When the word "name" appears in a line of the data below, list that line.

+ + +

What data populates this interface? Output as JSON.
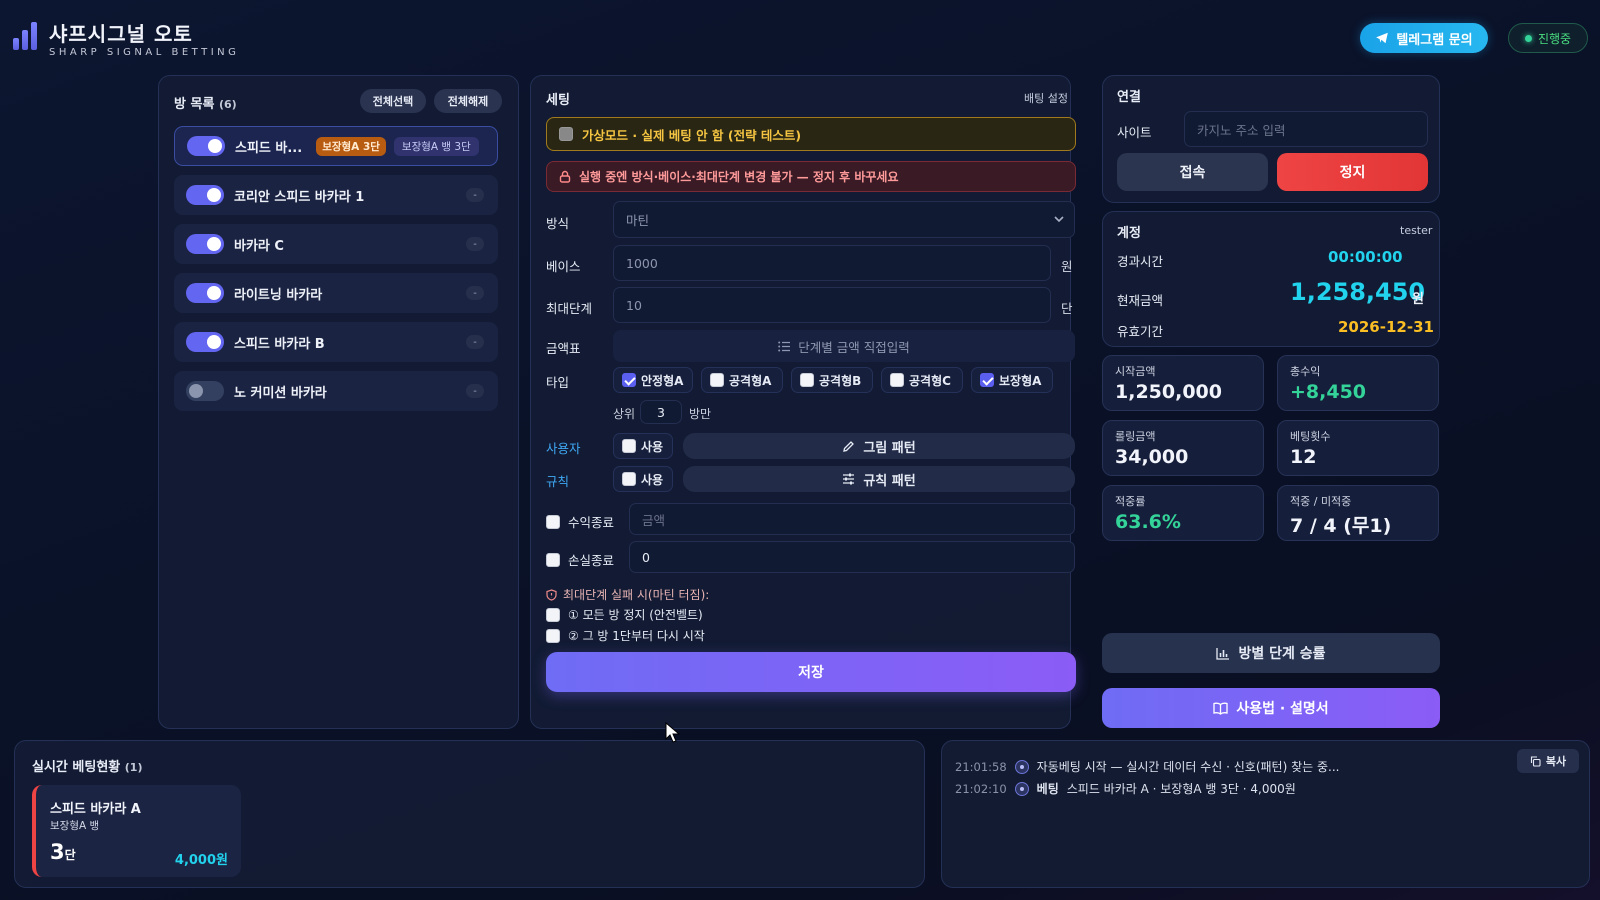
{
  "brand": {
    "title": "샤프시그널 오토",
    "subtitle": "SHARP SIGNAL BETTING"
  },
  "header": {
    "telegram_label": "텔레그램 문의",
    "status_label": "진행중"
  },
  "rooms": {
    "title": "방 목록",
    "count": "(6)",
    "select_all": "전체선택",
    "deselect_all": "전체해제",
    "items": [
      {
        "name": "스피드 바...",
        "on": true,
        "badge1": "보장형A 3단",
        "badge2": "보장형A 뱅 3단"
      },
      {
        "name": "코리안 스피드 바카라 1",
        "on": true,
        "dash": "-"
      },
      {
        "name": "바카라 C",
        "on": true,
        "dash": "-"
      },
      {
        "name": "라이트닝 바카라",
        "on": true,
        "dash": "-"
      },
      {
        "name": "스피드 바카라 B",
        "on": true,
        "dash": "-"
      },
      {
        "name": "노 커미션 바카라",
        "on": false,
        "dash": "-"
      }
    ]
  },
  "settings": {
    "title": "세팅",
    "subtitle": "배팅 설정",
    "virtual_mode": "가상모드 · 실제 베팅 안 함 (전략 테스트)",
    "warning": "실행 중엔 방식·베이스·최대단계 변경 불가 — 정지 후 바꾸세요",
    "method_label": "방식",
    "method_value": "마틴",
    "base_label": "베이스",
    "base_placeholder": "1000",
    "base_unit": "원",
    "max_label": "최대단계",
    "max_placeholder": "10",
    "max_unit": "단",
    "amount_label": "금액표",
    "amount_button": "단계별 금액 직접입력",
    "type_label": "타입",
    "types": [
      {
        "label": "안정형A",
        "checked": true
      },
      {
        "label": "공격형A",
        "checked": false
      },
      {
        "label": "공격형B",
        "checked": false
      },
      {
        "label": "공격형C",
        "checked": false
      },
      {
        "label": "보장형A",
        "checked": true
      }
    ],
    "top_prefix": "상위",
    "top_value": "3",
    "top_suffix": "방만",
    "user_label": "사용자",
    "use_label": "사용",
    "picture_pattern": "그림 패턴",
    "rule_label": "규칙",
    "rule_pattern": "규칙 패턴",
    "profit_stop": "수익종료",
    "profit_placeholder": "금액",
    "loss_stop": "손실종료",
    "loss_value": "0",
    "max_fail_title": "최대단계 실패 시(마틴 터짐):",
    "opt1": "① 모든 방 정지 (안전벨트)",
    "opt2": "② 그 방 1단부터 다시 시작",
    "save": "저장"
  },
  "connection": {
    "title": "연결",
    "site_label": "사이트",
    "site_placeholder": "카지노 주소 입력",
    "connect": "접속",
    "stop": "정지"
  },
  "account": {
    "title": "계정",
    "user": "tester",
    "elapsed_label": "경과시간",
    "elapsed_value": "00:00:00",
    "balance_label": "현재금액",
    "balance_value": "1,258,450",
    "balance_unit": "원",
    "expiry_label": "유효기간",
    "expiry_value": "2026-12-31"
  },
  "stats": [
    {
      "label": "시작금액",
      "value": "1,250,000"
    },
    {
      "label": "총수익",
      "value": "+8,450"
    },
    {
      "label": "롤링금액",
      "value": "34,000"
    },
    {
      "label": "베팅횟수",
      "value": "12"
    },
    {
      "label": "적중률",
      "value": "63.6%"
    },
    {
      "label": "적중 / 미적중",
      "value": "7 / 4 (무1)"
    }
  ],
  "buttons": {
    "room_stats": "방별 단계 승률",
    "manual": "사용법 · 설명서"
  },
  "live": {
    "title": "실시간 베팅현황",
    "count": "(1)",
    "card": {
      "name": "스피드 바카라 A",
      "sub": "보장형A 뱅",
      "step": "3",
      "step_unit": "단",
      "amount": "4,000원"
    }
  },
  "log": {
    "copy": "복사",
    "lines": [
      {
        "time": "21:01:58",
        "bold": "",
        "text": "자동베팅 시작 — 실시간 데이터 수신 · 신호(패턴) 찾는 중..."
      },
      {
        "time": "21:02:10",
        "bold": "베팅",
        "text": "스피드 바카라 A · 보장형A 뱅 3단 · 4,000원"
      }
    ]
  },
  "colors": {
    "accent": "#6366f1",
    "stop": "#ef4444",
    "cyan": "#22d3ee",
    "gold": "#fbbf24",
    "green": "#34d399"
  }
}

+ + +

• Worked solution:
        "name": "스피드 바...",
        "name": "코리안 스피드 바카라 1",
        "name": "바카라 C",
        "name": "라이트닝 바카라",
        "name": "스피드 바카라 B",
        "name": "노 커미션 바카라",
      "name": "스피드 바카라 A",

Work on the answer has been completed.